[Posted November 1, 2010] It’s been much busier than usual around here in the past few weeks, so I’m behind in posting analysis of recent published opinions from the Court of Appeals of Virginia; that means you get a double-header today. Here are brief summaries of two decisions that came down in the past two weeks. Both are in criminal appeals; both sets of balls and strikes were called by the same umpire, Judge Humphreys; and one appellant doubles to the gap while the other one takes a called third strike and trudges back to the dugout. (In case you hadn’t noticed, there’s a World Series going on.)

Last week, the court decided an appeal involving a statute I had never heard of before – one that criminalizes the use of a vehicle to promote prostitution. As is customary in matters like this, the appellant in Bakran v. Commonwealth let his amorous desires (the prosecution would insist upon “prurient interests”) get the better of his judgment, and he propositioned a plain-clothes police officer. Encountering the officer standing on a sidewalk near a motel, and apparently badly misjudging her career choice, he asked her after a bit of preliminary banter how much she’d charge for a bout of oral sex. She asked, “How much you got?” He replied $40, and that turned out to be an acceptable price for the putative transaction. She said she had a room at the motel, conveniently located about ten steps away, so he cheerfully got out of his car, walked over . . .

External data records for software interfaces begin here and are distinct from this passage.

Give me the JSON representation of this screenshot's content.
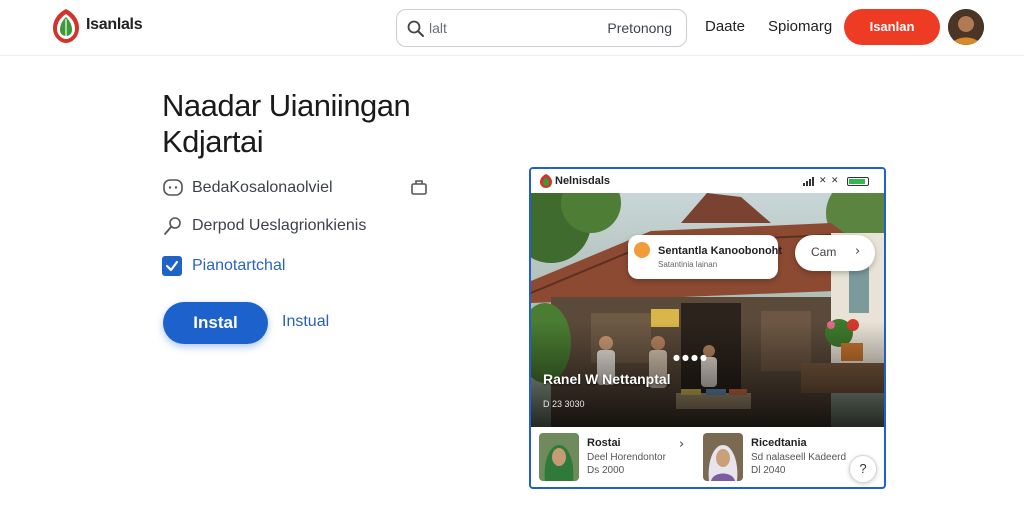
{
  "nav": {
    "brand": "Isanlals",
    "search_placeholder": "lalt",
    "search_value": "Pretonong",
    "links": [
      "Daate",
      "Spiomarg"
    ],
    "cta_label": "Isanlan"
  },
  "hero": {
    "title": "Naadar Uianiingan Kdjartai",
    "items": [
      {
        "label": "BedaKosalonaolviel",
        "icon": "message-icon"
      },
      {
        "label": "Derpod Ueslagrionkienis",
        "icon": "location-pin-icon"
      },
      {
        "label": "Pianotartchal",
        "icon": "checkbox-icon"
      }
    ],
    "install_button": "Instal",
    "install_link": "Instual"
  },
  "phone": {
    "app_name": "Nelnisdals",
    "overlay_card": {
      "title": "Sentantla Kanoobonoht",
      "subtitle": "Satantinia lainan"
    },
    "overlay_button": "Cam",
    "photo_title": "Ranel W Nettanptal",
    "photo_meta": "D 23 3030",
    "list": [
      {
        "name": "Rostai",
        "line1": "Deel Horendontor",
        "line2": "Ds 2000"
      },
      {
        "name": "Ricedtania",
        "line1": "Sd nalaseell Kadeerd",
        "line2": "Dl 2040"
      }
    ],
    "help_label": "?"
  },
  "colors": {
    "accent_blue": "#1d62cc",
    "cta_red": "#ee3b24",
    "phone_border": "#1f5fd0",
    "battery_green": "#2dbb4a"
  }
}
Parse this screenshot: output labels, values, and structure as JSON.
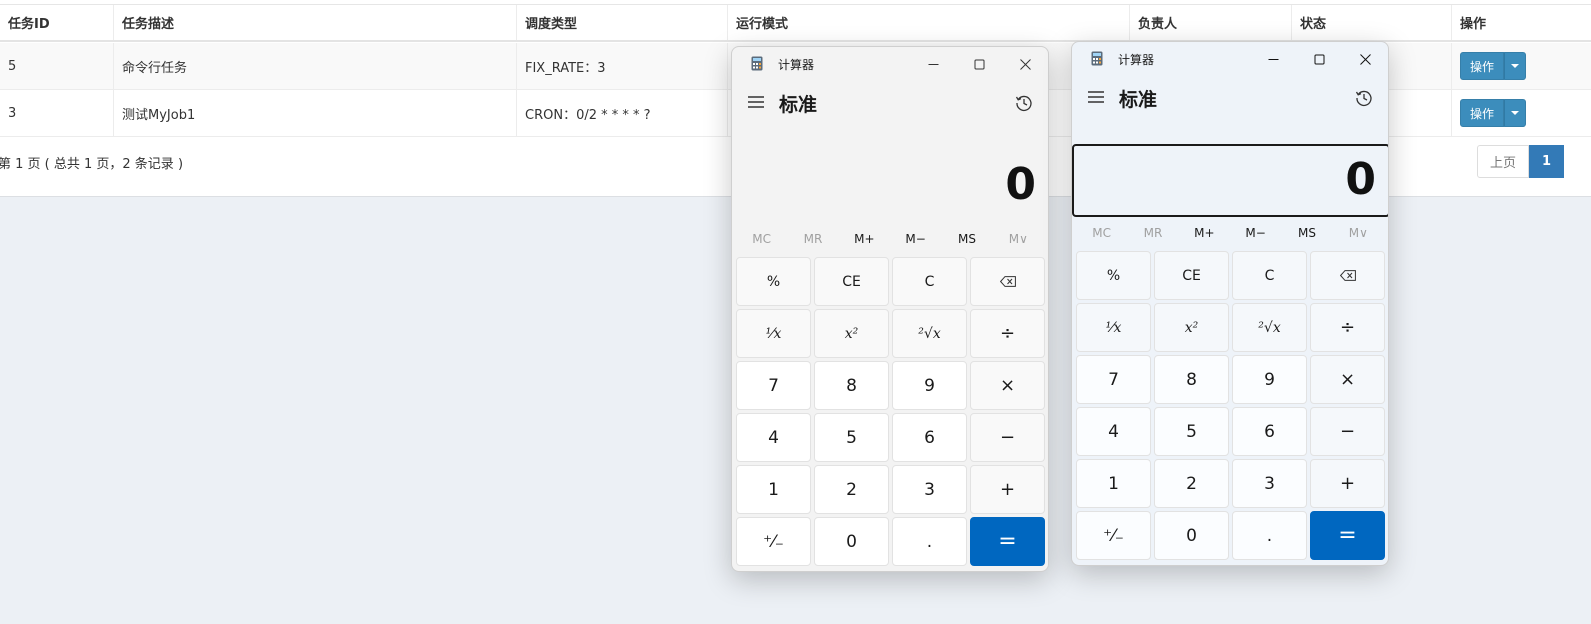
{
  "table": {
    "headers": {
      "id": "任务ID",
      "desc": "任务描述",
      "schedule": "调度类型",
      "mode": "运行模式",
      "owner": "负责人",
      "status": "状态",
      "ops": "操作"
    },
    "rows": [
      {
        "id": "5",
        "desc": "命令行任务",
        "schedule": "FIX_RATE：3",
        "op_label": "操作"
      },
      {
        "id": "3",
        "desc": "测试MyJob1",
        "schedule": "CRON：0/2 * * * * ?",
        "op_label": "操作"
      }
    ]
  },
  "pagination": {
    "info": "第 1 页 ( 总共 1 页，2 条记录 )",
    "prev_label": "上页",
    "current_page": "1"
  },
  "calculators": [
    {
      "title": "计算器",
      "mode": "标准",
      "display": "0",
      "memory": [
        "MC",
        "MR",
        "M+",
        "M−",
        "MS",
        "M∨"
      ],
      "keys": [
        "%",
        "CE",
        "C",
        "⌫",
        "¹⁄x",
        "x²",
        "²√x",
        "÷",
        "7",
        "8",
        "9",
        "×",
        "4",
        "5",
        "6",
        "−",
        "1",
        "2",
        "3",
        "+",
        "⁺⁄₋",
        "0",
        ".",
        "="
      ]
    },
    {
      "title": "计算器",
      "mode": "标准",
      "display": "0",
      "memory": [
        "MC",
        "MR",
        "M+",
        "M−",
        "MS",
        "M∨"
      ],
      "keys": [
        "%",
        "CE",
        "C",
        "⌫",
        "¹⁄x",
        "x²",
        "²√x",
        "÷",
        "7",
        "8",
        "9",
        "×",
        "4",
        "5",
        "6",
        "−",
        "1",
        "2",
        "3",
        "+",
        "⁺⁄₋",
        "0",
        ".",
        "="
      ]
    }
  ],
  "colors": {
    "accent_blue": "#0067c0",
    "button_blue": "#3c8dbc",
    "page_blue": "#337ab7"
  }
}
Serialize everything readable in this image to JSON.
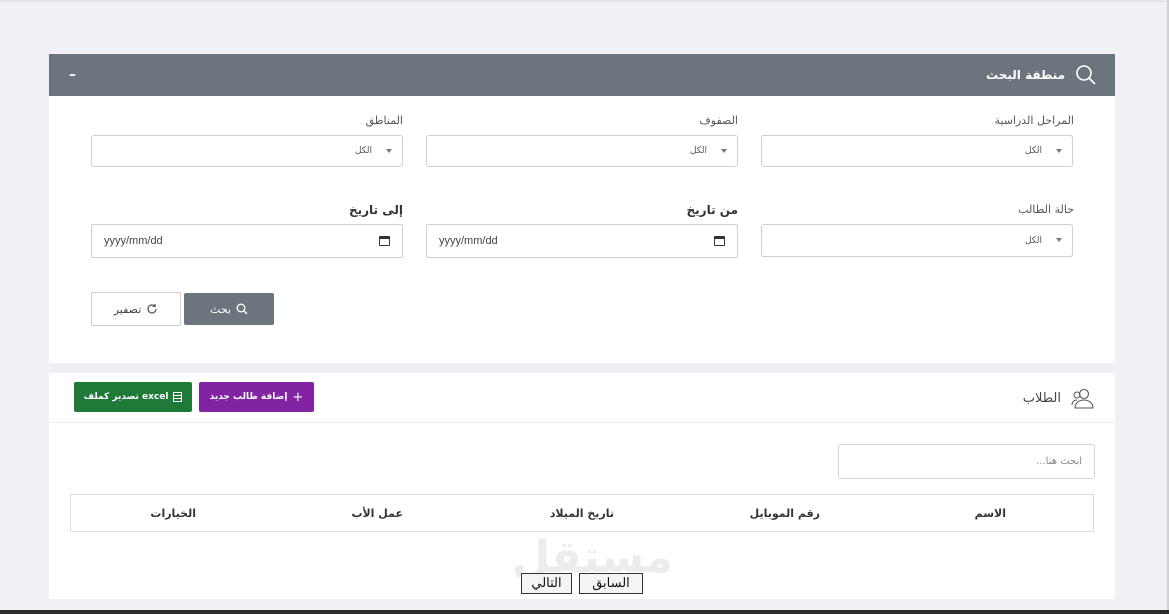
{
  "search_panel": {
    "title": "منطقة البحث",
    "collapse_symbol": "–",
    "fields": {
      "stages": {
        "label": "المراحل الدراسية",
        "value": "الكل"
      },
      "grades": {
        "label": "الصفوف",
        "value": "الكل"
      },
      "regions": {
        "label": "المناطق",
        "value": "الكل"
      },
      "status": {
        "label": "حالة الطالب",
        "value": "الكل"
      },
      "from_date": {
        "label": "من تاريخ",
        "placeholder": "yyyy/mm/dd"
      },
      "to_date": {
        "label": "إلى تاريخ",
        "placeholder": "yyyy/mm/dd"
      }
    },
    "search_button": "بحث",
    "reset_button": "تصفير"
  },
  "students_panel": {
    "title": "الطلاب",
    "add_button": "إضافة طالب جديد",
    "export_button": "excel تصدير كملف",
    "search_placeholder": "ابحث هنا...",
    "columns": [
      "الاسم",
      "رقم الموبايل",
      "تاريخ الميلاد",
      "عمل الأب",
      "الخيارات"
    ]
  },
  "pagination": {
    "previous": "السابق",
    "next": "التالي"
  },
  "watermark": "مستقل",
  "colors": {
    "header_gray": "#6c757d",
    "add_purple": "#8223a3",
    "export_green": "#1f7a3a",
    "background": "#f1f1f5"
  },
  "icons": {
    "search": "magnifier",
    "reset": "refresh",
    "students": "users",
    "add": "plus",
    "export": "spreadsheet",
    "calendar": "calendar"
  }
}
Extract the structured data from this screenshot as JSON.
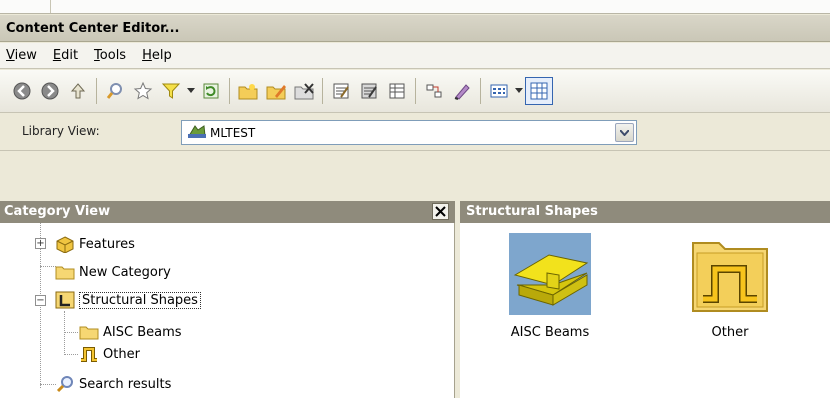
{
  "window": {
    "title": "Content Center Editor..."
  },
  "menu": [
    "View",
    "Edit",
    "Tools",
    "Help"
  ],
  "toolbar": {
    "icons": [
      "back-arrow-icon",
      "forward-arrow-icon",
      "up-folder-icon",
      "search-icon",
      "favorites-star-icon",
      "filter-icon",
      "filter-dropdown-icon",
      "refresh-icon",
      "new-category-icon",
      "edit-category-icon",
      "delete-category-icon",
      "family-properties-icon",
      "edit-family-icon",
      "table-view-icon",
      "link-icon",
      "publish-icon",
      "view-options-icon",
      "view-options-dropdown-icon",
      "detail-view-icon"
    ]
  },
  "library": {
    "label": "Library View:",
    "selected": "MLTEST"
  },
  "category_view": {
    "title": "Category View",
    "items": [
      {
        "label": "Features",
        "icon": "features-cube-icon",
        "expander": "+"
      },
      {
        "label": "New Category",
        "icon": "folder-icon"
      },
      {
        "label": "Structural Shapes",
        "icon": "structural-shapes-icon",
        "expander": "−",
        "selected": true
      },
      {
        "label": "AISC Beams",
        "icon": "folder-icon"
      },
      {
        "label": "Other",
        "icon": "other-shape-icon"
      },
      {
        "label": "Search results",
        "icon": "search-icon"
      }
    ]
  },
  "content_view": {
    "title": "Structural Shapes",
    "tiles": [
      {
        "label": "AISC Beams",
        "icon": "i-beam-icon"
      },
      {
        "label": "Other",
        "icon": "other-folder-icon"
      }
    ]
  },
  "colors": {
    "header_bg": "#8f8b7c",
    "panel_bg": "#ece9d8",
    "folder_yellow": "#f2c94c"
  }
}
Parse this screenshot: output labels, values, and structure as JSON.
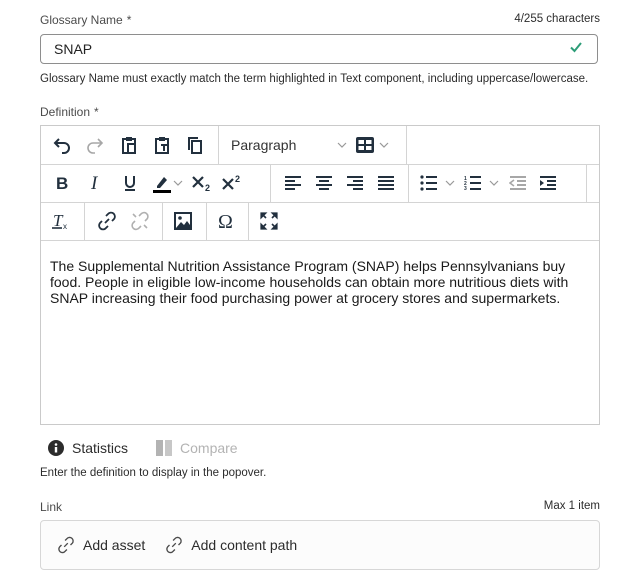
{
  "glossary_name": {
    "label": "Glossary Name",
    "required_mark": "*",
    "char_count": "4/255 characters",
    "value": "SNAP",
    "valid_icon": "checkmark-icon",
    "valid_color": "#2d9d78",
    "help_text": "Glossary Name must exactly match the term highlighted in Text component, including uppercase/lowercase."
  },
  "definition": {
    "label": "Definition",
    "required_mark": "*",
    "toolbar": {
      "row1": [
        "undo-icon",
        "redo-icon",
        "paste-icon",
        "paste-as-text-icon",
        "copy-format-icon"
      ],
      "paragraph_select": "Paragraph",
      "table_icon": "table-icon",
      "row2": [
        "bold-icon",
        "italic-icon",
        "underline-icon",
        "highlight-icon",
        "subscript-icon",
        "superscript-icon",
        "align-left-icon",
        "align-center-icon",
        "align-right-icon",
        "justify-icon",
        "bullet-list-icon",
        "numbered-list-icon",
        "outdent-icon",
        "indent-icon"
      ],
      "row3": [
        "clear-format-icon",
        "link-icon",
        "unlink-icon",
        "image-icon",
        "special-char-icon",
        "fullscreen-icon"
      ]
    },
    "content": "The Supplemental Nutrition Assistance Program (SNAP) helps Pennsylvanians buy food. People in eligible low-income households can obtain more nutritious diets with SNAP increasing their food purchasing power at grocery stores and supermarkets.",
    "tabs": [
      {
        "label": "Statistics",
        "icon": "info-icon",
        "enabled": true
      },
      {
        "label": "Compare",
        "icon": "compare-icon",
        "enabled": false
      }
    ],
    "help_text": "Enter the definition to display in the popover."
  },
  "link": {
    "label": "Link",
    "max_text": "Max 1 item",
    "buttons": [
      {
        "label": "Add asset",
        "icon": "link-icon"
      },
      {
        "label": "Add content path",
        "icon": "link-icon"
      }
    ]
  }
}
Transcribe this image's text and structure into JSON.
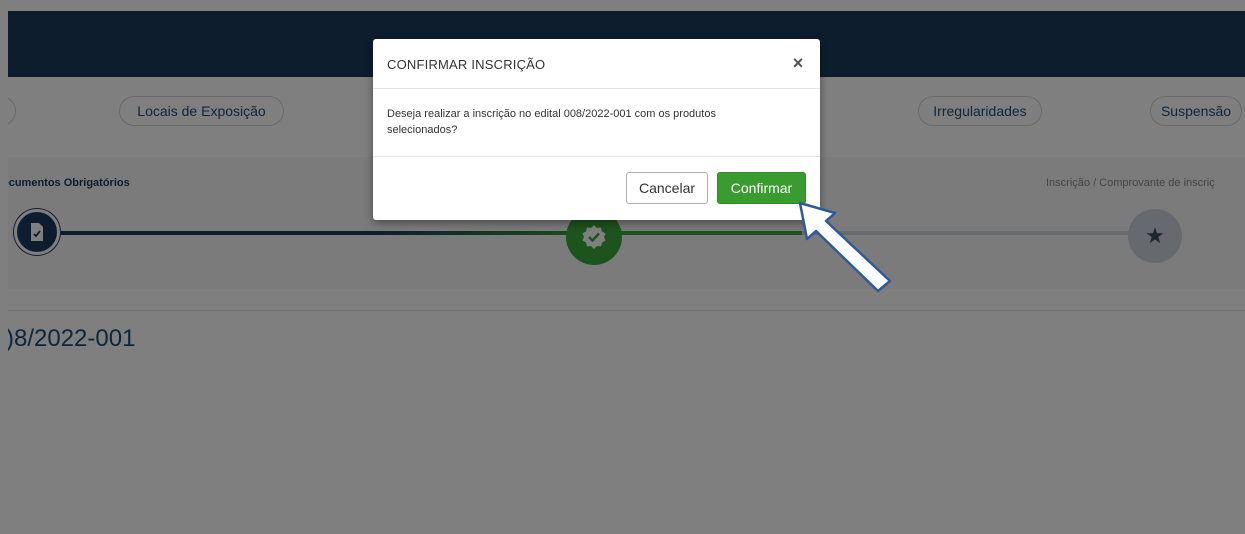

. . . and got arrested as soon as he crossed the threshold. No oral sex; not even a kiss on the cheek. The issue in this appeal is whether the fact that he propositioned her while seated in his car is enough to implicate this statute. The Court of Appeals finds that the prosecution did indeed prove that the crime was accomplished by the use of a vehicle. The opinion notes that before Bakran had “exited the vehicle” (I figure that’s how the testimony came down in court), he asked for and received permission to touch his intended’s breasts, and asked her to touch his groin. Basically there was plenty going on inside or around the vehicle, from fondling to the proposition itself, and those, the court finds in affirming the conviction, were “substantial acts in furtherance” of prostitution.

One week earlier, the same panel of the court decided Baker v. Commonwealth, in which the police admittedly goofed. Baker was engaging in what we can charitably describe as bicycling under the influence. There isn’t really an offense like that; but a police officer saw Baker biking without a light at night. When stopped, Baker displayed the usual symptoms. The officer requested permission to perform a pat-down, but Baker said no. “I’ll do it anyway,” the gendarme replied, and as he did so, “he saw that a ‘glass tube object’ with ‘some type of residue in it’ was sticking out of ‘the small coin pocket above the large pocket’ of Baker’s jeans.”

The officer suspected it was a crack pipe, so he removed it and told Baker he was under arrest. Most suspects would submit in this situation, but Baker was having none of that; he took off running in an escape attempt that must have lasted a good, solid four or five seconds before the officer corralled him.

In the trial court, Baker argued plausibly that there was no probable cause for the pat-down. Those are conducted for weapons, not contraband, based on a “reasonable, individualized suspicion,” and the officer didn’t suspect that the pipe was a weapon. He explained that he always conducted pat-down searches when he stops pedestrians or bicyclists.

You will note the presence of the troubling word always in that sentence. Hard-and-fast rules that everyone gets searched aren’t likely to find much love in the Fourth Amendment arena, and on appeal, the Commonwealth agreed that the officer didn’t have probable cause. It contended that the discovery of the pipe was inevitable, however, because Baker was headed downtown (well, this case arose in Chesapeake, where there really isn’t a “downtown,” but humor me) for public intoxication, and the search incident to that lawful arrest would have discovered the pipe.

This one looks like it’ll be harder for Baker to parry, but he gets an unexpected win when the panel, citing a Supreme Court of Virginia opinion that’s on all fours, rules that analysis of such an issue is premature. Baker had entered a conditional guilty plea after his motion to suppress had been denied. Based on the court’s ruling on the legitimacy of the search, he now gets to go back to the trial court and decide how to plead. That might result in a very different set of facts, and a jury might not see things the prosecution’s way. The court thus reverses and remands with direction to let Baker reevaluate the wisdom of pleading guilty – something Horace Rumpole assures us that one should never do.